"It should benefit everybody, but including and especially ordinary people," Sen. John Kennedy of Louisiana said. "The middle class, the people who get up every day and go to work and obey the law and try to teach their kids morals."
Kennedy later got slightly more specific, saying it should benefit "not people at the top, not people at the bottom."
"Working people, people who are out there working, that's who I am focused on," Sen. Lindsey Graham of South Carolina said. "It depends on what part of the country you live in. South Carolina is different than it would be in New York."
One of the difficulties Republicans face is navigating the effect certain proposals would have on different states.
Removing the state and local tax deduction, for example, has become a huge point of debate within the party because some states, like Pennsylvania and New York, might be more adversely impacted than others.
And without an exact idea of which income brackets should see the most relief, decisions on policy could be even harder.
The effort is still in the early stages and there is no legislative text available yet, making it more difficult to make definitive decisions on which income levels might be hit the hardest – or which would stand to benefit the most.
"We haven't established what the break points are yet," Sen. Rob Portman of Ohio said. "The focus has been middle-class tax cuts and people who are in that middle range."
When pressed, Portman said the cuts would most probably be felt in households that make over $100,000 a year.
But lawmakers are already seeking to force leadership to outline how the final plan would affect various income brackets.
Corker, for example, expressed support for a Democratic amendment to the fiscal 2018 budget that would require an in-depth analysis on the effect of the tax plan on each income level.
"What I want to do is cause our economy to grow, and I want that to cause people's wages to go up. And that to me should be the focus of tax reform," the Tennessee Republican said Thursday. "I'm interested in the broad outlines of it not increasing our deficit, that it's permanent, that it creates growth."
Others, however, were more open to a plan that would create a deficit, in the anticipation that the proposal would ignite economic growth and ultimately pay for itself.
"It's far more complicated if you have senators endeavoring to put forward a plan that is deficit-neutral on a static score.
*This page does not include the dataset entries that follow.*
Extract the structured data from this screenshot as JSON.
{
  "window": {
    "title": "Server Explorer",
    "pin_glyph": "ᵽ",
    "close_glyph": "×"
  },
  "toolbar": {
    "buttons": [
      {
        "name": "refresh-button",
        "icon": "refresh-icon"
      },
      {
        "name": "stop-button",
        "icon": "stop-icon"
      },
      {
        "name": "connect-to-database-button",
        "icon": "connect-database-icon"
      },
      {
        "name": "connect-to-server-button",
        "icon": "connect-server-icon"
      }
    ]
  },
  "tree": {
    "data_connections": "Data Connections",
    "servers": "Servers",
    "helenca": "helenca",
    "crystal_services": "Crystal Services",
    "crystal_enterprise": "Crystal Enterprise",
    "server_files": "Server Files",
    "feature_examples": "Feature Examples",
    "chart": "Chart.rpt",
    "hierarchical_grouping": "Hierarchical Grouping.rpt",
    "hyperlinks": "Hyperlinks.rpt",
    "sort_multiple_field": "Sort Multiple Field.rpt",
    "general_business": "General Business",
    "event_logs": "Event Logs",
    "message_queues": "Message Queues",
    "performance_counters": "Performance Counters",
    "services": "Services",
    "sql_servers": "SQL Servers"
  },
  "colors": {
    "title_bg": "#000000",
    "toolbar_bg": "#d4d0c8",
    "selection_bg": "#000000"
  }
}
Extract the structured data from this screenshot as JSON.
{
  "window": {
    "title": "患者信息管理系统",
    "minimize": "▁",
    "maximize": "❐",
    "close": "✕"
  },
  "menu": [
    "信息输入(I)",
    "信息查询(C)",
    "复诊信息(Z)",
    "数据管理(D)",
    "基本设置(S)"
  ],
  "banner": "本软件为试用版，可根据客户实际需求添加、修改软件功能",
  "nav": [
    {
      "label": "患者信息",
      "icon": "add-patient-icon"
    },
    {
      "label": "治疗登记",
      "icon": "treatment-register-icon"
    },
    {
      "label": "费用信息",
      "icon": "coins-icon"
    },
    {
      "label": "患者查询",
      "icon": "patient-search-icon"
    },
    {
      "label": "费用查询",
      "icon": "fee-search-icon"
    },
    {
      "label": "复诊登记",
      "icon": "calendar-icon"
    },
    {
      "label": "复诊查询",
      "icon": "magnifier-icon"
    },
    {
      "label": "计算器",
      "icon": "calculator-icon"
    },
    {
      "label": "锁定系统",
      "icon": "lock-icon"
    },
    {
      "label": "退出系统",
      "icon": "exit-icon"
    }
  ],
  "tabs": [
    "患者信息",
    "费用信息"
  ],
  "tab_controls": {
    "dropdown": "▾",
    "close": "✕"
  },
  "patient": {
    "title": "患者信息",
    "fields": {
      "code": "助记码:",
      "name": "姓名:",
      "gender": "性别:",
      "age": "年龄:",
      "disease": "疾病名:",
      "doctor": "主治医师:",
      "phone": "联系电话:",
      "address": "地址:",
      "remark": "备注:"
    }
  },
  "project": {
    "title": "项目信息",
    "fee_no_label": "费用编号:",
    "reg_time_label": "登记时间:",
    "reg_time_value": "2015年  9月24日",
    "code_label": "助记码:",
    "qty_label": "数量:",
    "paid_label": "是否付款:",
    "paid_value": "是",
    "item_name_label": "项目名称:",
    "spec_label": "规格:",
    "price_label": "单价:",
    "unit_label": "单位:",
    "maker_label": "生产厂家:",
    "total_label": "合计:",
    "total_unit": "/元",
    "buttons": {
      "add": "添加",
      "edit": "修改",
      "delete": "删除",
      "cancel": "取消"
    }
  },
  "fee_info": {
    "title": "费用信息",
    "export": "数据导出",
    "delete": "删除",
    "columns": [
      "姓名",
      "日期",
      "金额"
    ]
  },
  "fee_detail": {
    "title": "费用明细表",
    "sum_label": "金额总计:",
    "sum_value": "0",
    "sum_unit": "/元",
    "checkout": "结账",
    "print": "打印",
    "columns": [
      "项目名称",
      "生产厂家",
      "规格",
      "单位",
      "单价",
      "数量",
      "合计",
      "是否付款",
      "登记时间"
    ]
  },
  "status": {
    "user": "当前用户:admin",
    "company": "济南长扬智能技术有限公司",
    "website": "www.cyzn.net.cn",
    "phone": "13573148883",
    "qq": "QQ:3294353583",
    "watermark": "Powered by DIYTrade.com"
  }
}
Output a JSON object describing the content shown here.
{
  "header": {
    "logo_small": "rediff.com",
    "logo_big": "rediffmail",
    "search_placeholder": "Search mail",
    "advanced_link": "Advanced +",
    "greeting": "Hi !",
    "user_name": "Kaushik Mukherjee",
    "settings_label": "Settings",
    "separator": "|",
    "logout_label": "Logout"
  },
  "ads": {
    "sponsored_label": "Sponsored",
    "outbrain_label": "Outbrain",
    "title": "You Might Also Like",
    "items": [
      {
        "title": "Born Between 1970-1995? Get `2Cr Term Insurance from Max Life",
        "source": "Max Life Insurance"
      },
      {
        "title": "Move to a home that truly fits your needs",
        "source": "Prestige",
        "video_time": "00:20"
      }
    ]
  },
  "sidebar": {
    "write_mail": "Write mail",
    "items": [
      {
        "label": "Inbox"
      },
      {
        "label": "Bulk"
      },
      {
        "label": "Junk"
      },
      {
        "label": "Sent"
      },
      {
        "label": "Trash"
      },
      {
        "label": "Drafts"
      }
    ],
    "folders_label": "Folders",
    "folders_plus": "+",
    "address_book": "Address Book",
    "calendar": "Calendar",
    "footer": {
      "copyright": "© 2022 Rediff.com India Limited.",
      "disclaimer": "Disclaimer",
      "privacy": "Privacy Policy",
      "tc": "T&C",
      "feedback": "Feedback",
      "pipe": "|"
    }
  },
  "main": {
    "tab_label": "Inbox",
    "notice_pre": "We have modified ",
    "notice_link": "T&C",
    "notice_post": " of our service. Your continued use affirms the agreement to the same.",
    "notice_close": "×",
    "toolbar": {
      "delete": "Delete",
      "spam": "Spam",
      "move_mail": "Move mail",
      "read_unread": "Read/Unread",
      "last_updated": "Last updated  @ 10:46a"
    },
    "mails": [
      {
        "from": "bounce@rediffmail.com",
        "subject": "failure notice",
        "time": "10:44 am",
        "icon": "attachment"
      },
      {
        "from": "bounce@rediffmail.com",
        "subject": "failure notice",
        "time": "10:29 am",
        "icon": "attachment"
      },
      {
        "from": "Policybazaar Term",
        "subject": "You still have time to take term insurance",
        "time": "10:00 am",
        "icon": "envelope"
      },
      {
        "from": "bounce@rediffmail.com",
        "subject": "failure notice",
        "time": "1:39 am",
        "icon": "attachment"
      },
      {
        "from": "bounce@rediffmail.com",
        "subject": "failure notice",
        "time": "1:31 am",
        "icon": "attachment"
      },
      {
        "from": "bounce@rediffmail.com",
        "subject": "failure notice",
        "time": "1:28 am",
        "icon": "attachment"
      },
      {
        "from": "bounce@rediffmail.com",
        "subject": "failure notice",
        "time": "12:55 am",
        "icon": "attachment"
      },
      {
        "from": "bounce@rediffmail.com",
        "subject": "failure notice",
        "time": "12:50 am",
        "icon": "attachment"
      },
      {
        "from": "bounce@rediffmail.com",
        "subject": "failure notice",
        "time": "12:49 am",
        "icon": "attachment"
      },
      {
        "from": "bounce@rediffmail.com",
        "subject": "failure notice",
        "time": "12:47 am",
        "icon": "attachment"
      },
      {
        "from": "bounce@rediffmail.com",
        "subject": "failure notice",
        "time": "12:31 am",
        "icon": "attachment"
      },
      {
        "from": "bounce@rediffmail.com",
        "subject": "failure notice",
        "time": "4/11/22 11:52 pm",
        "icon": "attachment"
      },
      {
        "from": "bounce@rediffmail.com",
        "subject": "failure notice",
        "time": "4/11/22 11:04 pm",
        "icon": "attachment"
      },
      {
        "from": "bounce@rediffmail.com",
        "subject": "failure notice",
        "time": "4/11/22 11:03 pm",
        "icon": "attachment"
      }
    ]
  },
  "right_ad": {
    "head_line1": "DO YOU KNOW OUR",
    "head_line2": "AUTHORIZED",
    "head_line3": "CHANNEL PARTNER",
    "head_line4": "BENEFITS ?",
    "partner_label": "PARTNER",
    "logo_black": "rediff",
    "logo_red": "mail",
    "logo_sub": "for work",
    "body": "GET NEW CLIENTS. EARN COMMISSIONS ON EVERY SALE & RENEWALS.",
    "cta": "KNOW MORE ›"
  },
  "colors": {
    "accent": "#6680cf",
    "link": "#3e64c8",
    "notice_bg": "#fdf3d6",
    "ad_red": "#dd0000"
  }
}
That inevitably involves taking away from some to give to another," Sen. Ted Cruz of Texas said. "I think that's a mistake. I think we need a tax cut."
Republicans, based on a broad framework released last month, are looking to double the standard deduction and provide an enhanced child tax credit, measures that several senators said could provide tax relief to several different income brackets.
But some are waiting for the full outline before making any final decision.
"I want to see the whole package," Sen. Shelley Moore Capito of West Virginia said. "I think we want to make sure that the hardworking people in those middle income brackets are the ones getting the relief."